Count how many lines below include the string "Guest". Only that number should appear in the reply.

+++ SUPPLIED INFORMATION +++

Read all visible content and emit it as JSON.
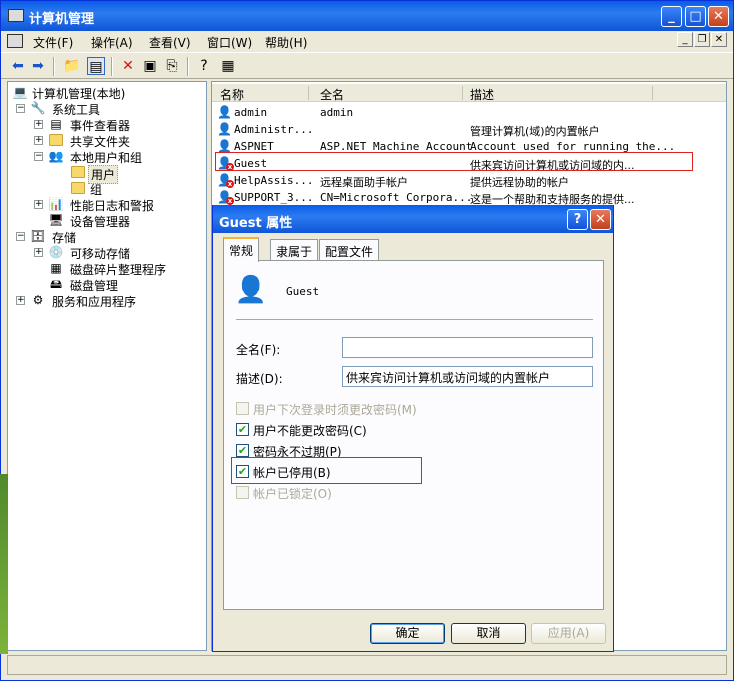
{
  "window": {
    "title": "计算机管理"
  },
  "menu": [
    "文件(F)",
    "操作(A)",
    "查看(V)",
    "窗口(W)",
    "帮助(H)"
  ],
  "tree": {
    "root": "计算机管理(本地)",
    "system_tools": "系统工具",
    "event_viewer": "事件查看器",
    "shared_folders": "共享文件夹",
    "local_users": "本地用户和组",
    "users": "用户",
    "groups": "组",
    "perf_logs": "性能日志和警报",
    "device_manager": "设备管理器",
    "storage": "存储",
    "removable": "可移动存储",
    "defrag": "磁盘碎片整理程序",
    "disk_mgmt": "磁盘管理",
    "services": "服务和应用程序"
  },
  "list": {
    "headers": [
      "名称",
      "全名",
      "描述"
    ],
    "rows": [
      {
        "name": "admin",
        "full": "admin",
        "desc": ""
      },
      {
        "name": "Administr...",
        "full": "",
        "desc": "管理计算机(域)的内置帐户"
      },
      {
        "name": "ASPNET",
        "full": "ASP.NET Machine Account",
        "desc": "Account used for running the..."
      },
      {
        "name": "Guest",
        "full": "",
        "desc": "供来宾访问计算机或访问域的内..."
      },
      {
        "name": "HelpAssis...",
        "full": "远程桌面助手帐户",
        "desc": "提供远程协助的帐户"
      },
      {
        "name": "SUPPORT_3...",
        "full": "CN=Microsoft Corpora...",
        "desc": "这是一个帮助和支持服务的提供..."
      }
    ]
  },
  "dialog": {
    "title": "Guest 属性",
    "tabs": [
      "常规",
      "隶属于",
      "配置文件"
    ],
    "username": "Guest",
    "fullname_label": "全名(F):",
    "fullname_value": "",
    "desc_label": "描述(D):",
    "desc_value": "供来宾访问计算机或访问域的内置帐户",
    "checks": [
      {
        "label": "用户下次登录时须更改密码(M)",
        "checked": false,
        "disabled": true
      },
      {
        "label": "用户不能更改密码(C)",
        "checked": true,
        "disabled": false
      },
      {
        "label": "密码永不过期(P)",
        "checked": true,
        "disabled": false
      },
      {
        "label": "帐户已停用(B)",
        "checked": true,
        "disabled": false
      },
      {
        "label": "帐户已锁定(O)",
        "checked": false,
        "disabled": true
      }
    ],
    "ok": "确定",
    "cancel": "取消",
    "apply": "应用(A)"
  },
  "colors": {
    "titlebar": "#0a5ce8",
    "highlight_box": "#d22222",
    "check_green": "#21a121"
  }
}
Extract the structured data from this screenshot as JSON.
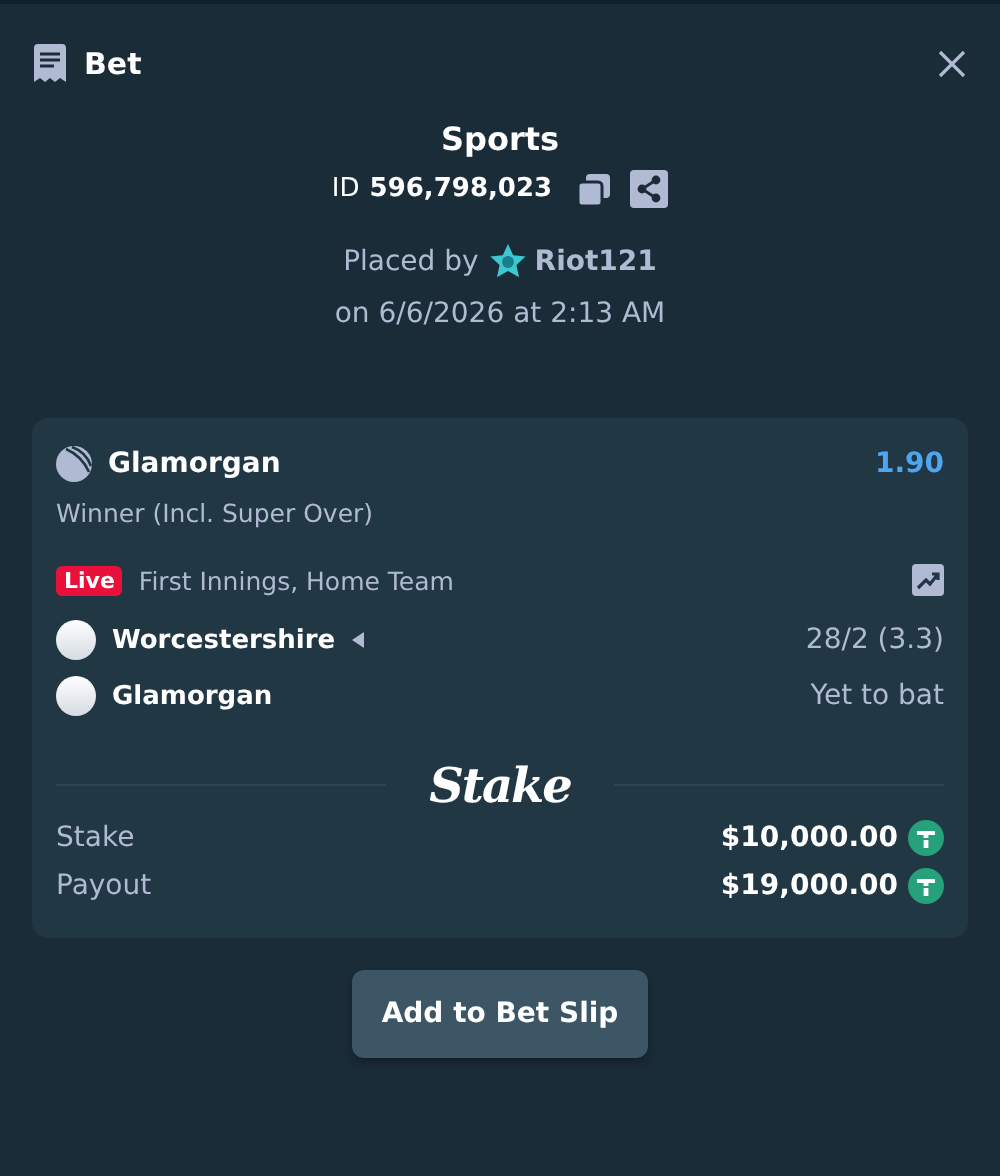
{
  "header": {
    "title": "Bet"
  },
  "bet": {
    "category": "Sports",
    "id_label": "ID",
    "id_value": "596,798,023",
    "placed_by_label": "Placed by",
    "user": "Riot121",
    "placed_on": "on 6/6/2026 at 2:13 AM"
  },
  "selection": {
    "team": "Glamorgan",
    "odds": "1.90",
    "market": "Winner (Incl. Super Over)",
    "live_badge": "Live",
    "period": "First Innings, Home Team",
    "teams": [
      {
        "name": "Worcestershire",
        "batting": true,
        "score": "28/2 (3.3)"
      },
      {
        "name": "Glamorgan",
        "batting": false,
        "score": "Yet to bat"
      }
    ]
  },
  "logo": "Stake",
  "amounts": [
    {
      "label": "Stake",
      "value": "$10,000.00"
    },
    {
      "label": "Payout",
      "value": "$19,000.00"
    }
  ],
  "button": "Add to Bet Slip"
}
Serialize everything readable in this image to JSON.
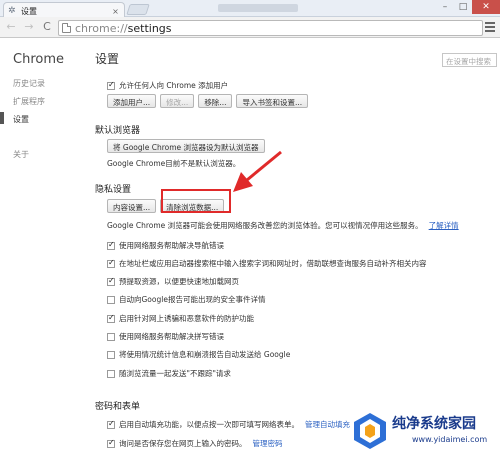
{
  "browser": {
    "tab_title": "设置",
    "tab_icon": "gear-icon",
    "tab_close": "×",
    "url_scheme": "chrome://",
    "url_path": "settings",
    "win_min": "–",
    "win_max": "□",
    "win_close": "✕",
    "back": "←",
    "forward": "→",
    "reload": "C"
  },
  "sidebar": {
    "title": "Chrome",
    "items": [
      {
        "label": "历史记录"
      },
      {
        "label": "扩展程序"
      },
      {
        "label": "设置"
      },
      {
        "label": "关于"
      }
    ]
  },
  "main": {
    "title": "设置",
    "search_placeholder": "在设置中搜索",
    "users": {
      "allow_add_label": "允许任何人向 Chrome 添加用户",
      "allow_add_checked": true,
      "buttons": {
        "add": "添加用户...",
        "edit": "修改...",
        "remove": "移除...",
        "import": "导入书签和设置..."
      }
    },
    "default_browser": {
      "title": "默认浏览器",
      "button": "将 Google Chrome 浏览器设为默认浏览器",
      "status": "Google Chrome目前不是默认浏览器。"
    },
    "privacy": {
      "title": "隐私设置",
      "content_button": "内容设置...",
      "clear_button": "清除浏览数据...",
      "description": "Google Chrome 浏览器可能会使用网络服务改善您的浏览体验。您可以视情况停用这些服务。",
      "learn_more": "了解详情",
      "options": [
        {
          "label": "使用网络服务帮助解决导航错误",
          "checked": true
        },
        {
          "label": "在地址栏或应用启动器搜索框中输入搜索字词和网址时，借助联想查询服务自动补齐相关内容",
          "checked": true
        },
        {
          "label": "预提取资源，以便更快速地加载网页",
          "checked": true
        },
        {
          "label": "自动向Google报告可能出现的安全事件详情",
          "checked": false
        },
        {
          "label": "启用针对网上诱骗和恶意软件的防护功能",
          "checked": true
        },
        {
          "label": "使用网络服务帮助解决拼写错误",
          "checked": false
        },
        {
          "label": "将使用情况统计信息和崩溃报告自动发送给 Google",
          "checked": false
        },
        {
          "label": "随浏览流量一起发送\"不跟踪\"请求",
          "checked": false
        }
      ]
    },
    "passwords": {
      "title": "密码和表单",
      "autofill_label": "启用自动填充功能，以便点按一次即可填写网络表单。",
      "autofill_link": "管理自动填充",
      "autofill_checked": true,
      "save_pw_label": "询问是否保存您在网页上输入的密码。",
      "save_pw_link": "管理密码",
      "save_pw_checked": true
    }
  },
  "watermark": {
    "title": "纯净系统家园",
    "url": "www.yidaimei.com"
  },
  "colors": {
    "annotation": "#e02a2a",
    "link": "#2a60c2",
    "watermark": "#1a3b8c"
  }
}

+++

*EXERCISE ANSWER*: 3